All four have worked together before on small projects and pop-ups and have wanted to expand on that experience on a larger scale. The impact of the pandemic on the restaurant industry accelerated the process of honing a vision for Bread and Friends and turning it into a reality. Broucek and Rattey are from New England and were drawn to Portland for the outstanding food scene and quality of life.
Julie Taliento Walsh, owner of Tally’s Kitchen (instagram) on Marginal Way, will be opening Tally’s Cafe at the Steven’s Square Community Center. The 950 square foot space (kitchen, bakery, retail counter) is adjacent to the SSCC atrium with seating for 50 people.
Walsh expects to being serving a similar menu to what she offers at Tally’s Kitchen with the addition of some new options like smoothies, dinners to go, and specialty coffee drinks. She hopes to be open in time for early summer.
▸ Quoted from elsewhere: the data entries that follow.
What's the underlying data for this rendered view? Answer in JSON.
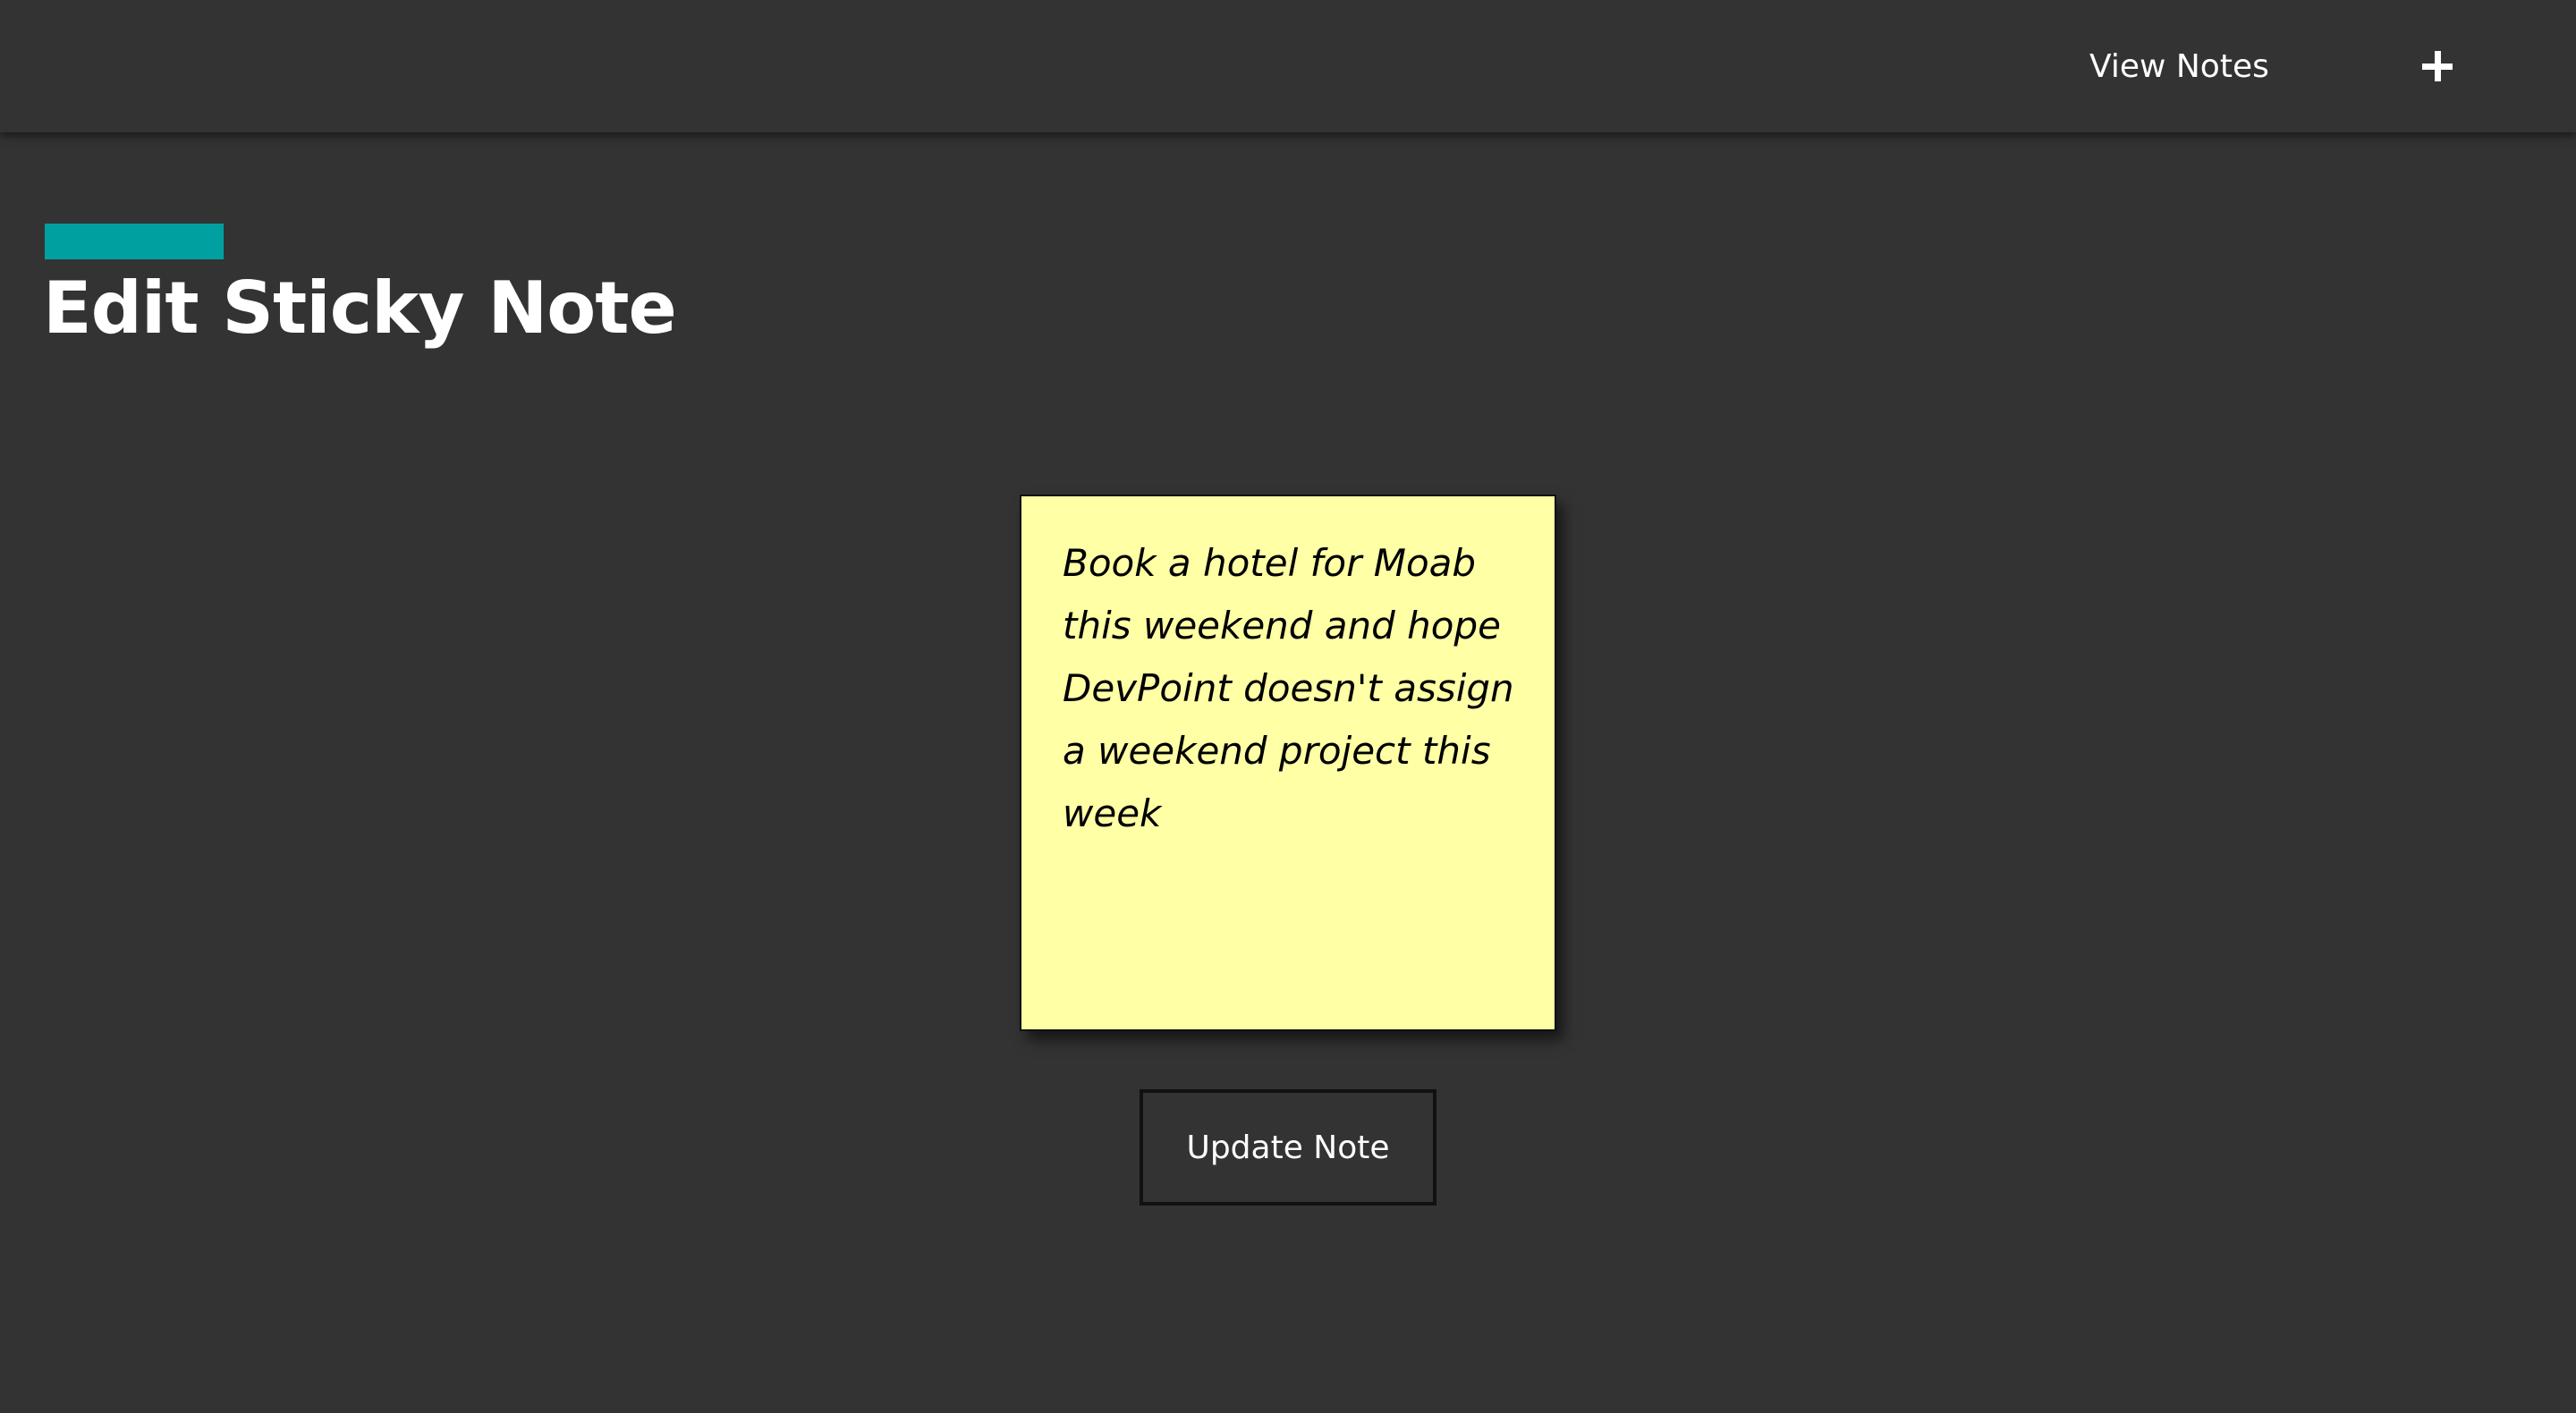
{
  "nav": {
    "view_notes_label": "View Notes",
    "add_note_icon": "plus-icon"
  },
  "page": {
    "title": "Edit Sticky Note",
    "accent_color": "#00A0A0",
    "background_color": "#333333"
  },
  "note": {
    "text": "Book a hotel for Moab this weekend and hope DevPoint doesn't assign a weekend project this week",
    "color": "#FFFFA5"
  },
  "actions": {
    "update_label": "Update Note"
  }
}
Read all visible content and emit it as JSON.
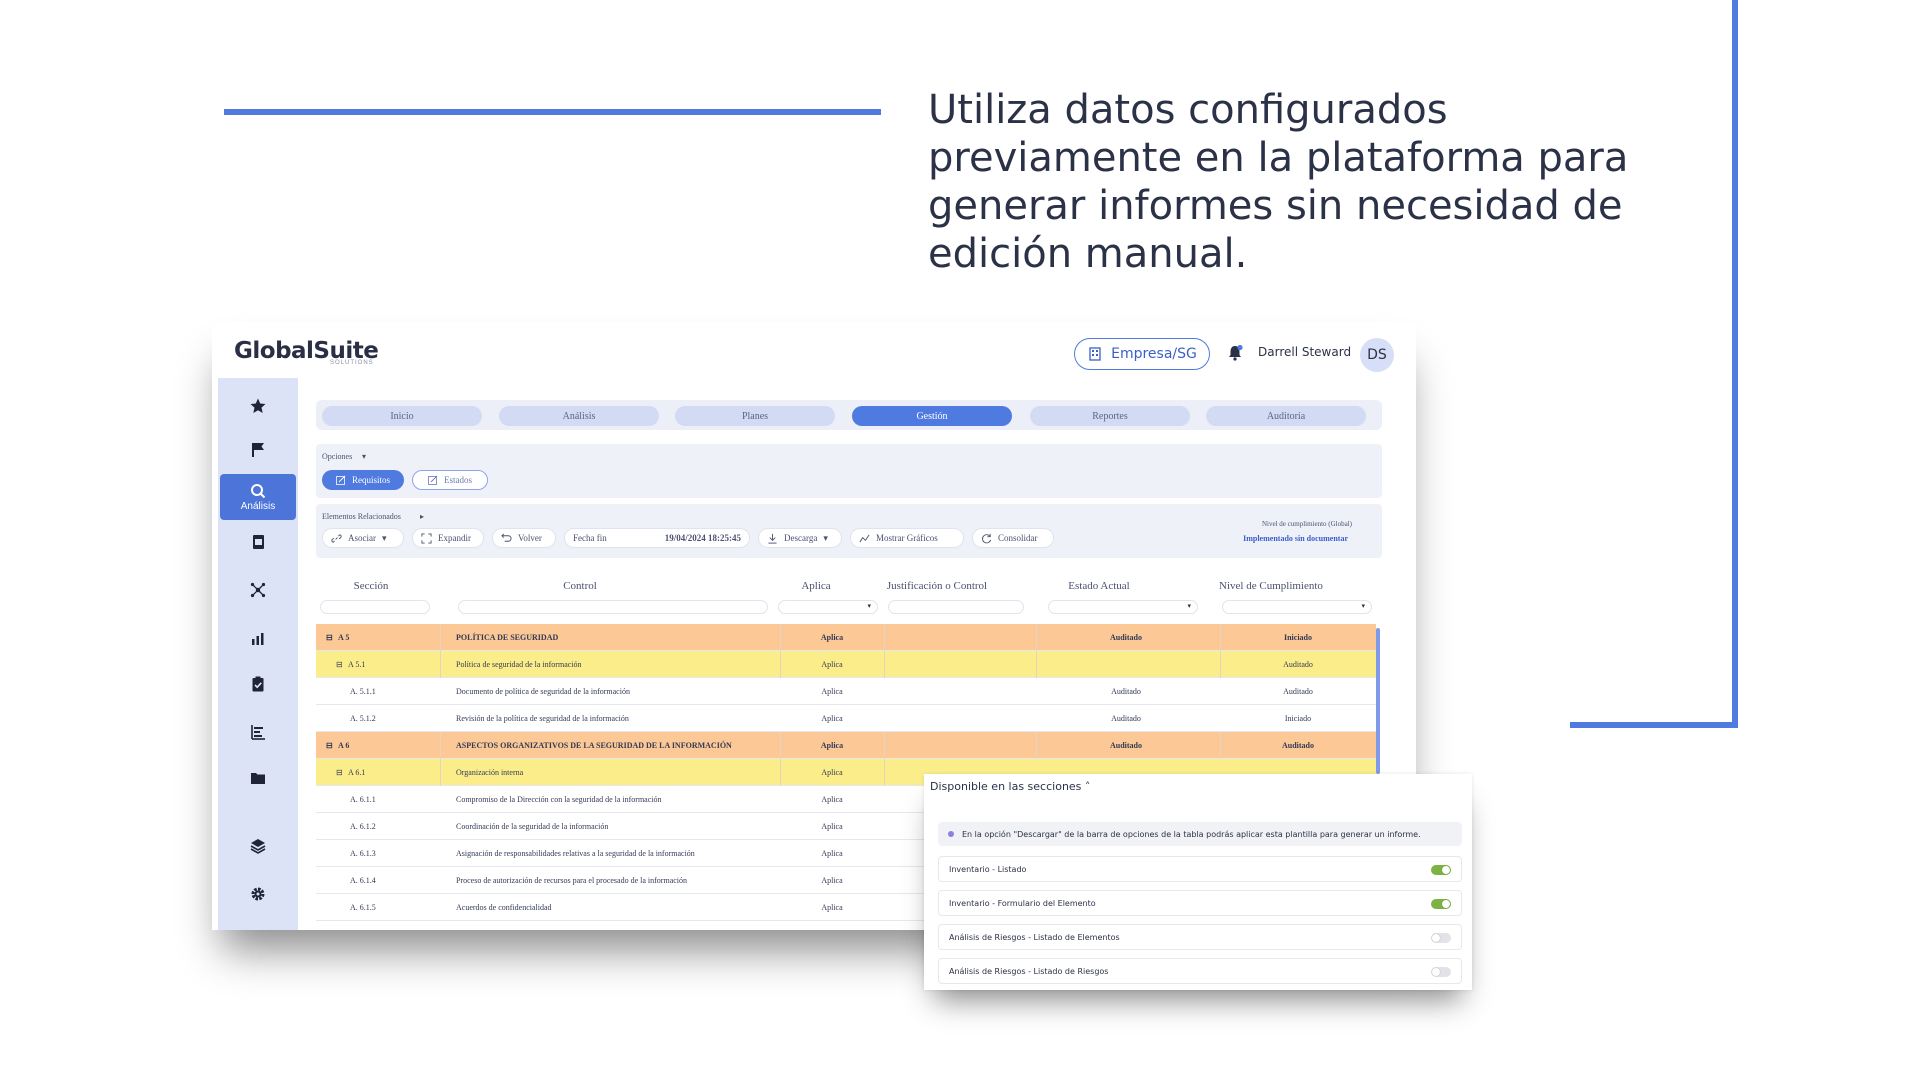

A new food truck called The Pink Waffle (instagram) is now under development, and owner Roux Kehoe hopes to have renovations completed in time for a launch on March 1st.
This Sunday you can try out their waffle-centric menu at a Pink Waffle pop-up taking place at Figgy’s on Walker Street (10 am – 1 pm).
The pop-up menu features a variety of waffle breakfast sandwiches, a vegan waffle breakfast sandwich, and a build your own waffle option with a variety of sweet and savory toppings.
Kehoe is a 2009 graduate of the culinary program at SMCC, cooked in Colorado for several years, and since moving back to Maine has worked in catering and in restaurants and helped launched the kitchen at Candy’s when it opened on Portland Street.
Bissell Brothers has leased the kitchen adjacent to their Thompson’s Point brewery. The kitchen was formally occupied by Locally Sauced. They’ve posted a want ad for an executive chef position and are in the very early stages of planning out the new food service component of their business. Stay tuned for more details as their vision comes into focus.
The Portland Phoenix checked in with five businesses about the new ventures, locations, investment and strategies they’re deploying in 2021.
Some other local restaurateurs are also moving forward with plans to open new businesses in the coming months, while others are changing their business models to better navigate the pandemic after a year that saw the U.S. lose more than 110,000 restaurants, according to a recent study by the National Restaurant Association.
The article features Bam Bam Bakery, Belleflower Brewing, Cale Louis/Eaux, Little Giant/Sugar Giant, and Fork Food Lab.
Highroller Lobster bought a food truck last May. As you can see from this picture, they’ve made good progress on the renovations. The launch date is still TBD but may be as soon as this winter.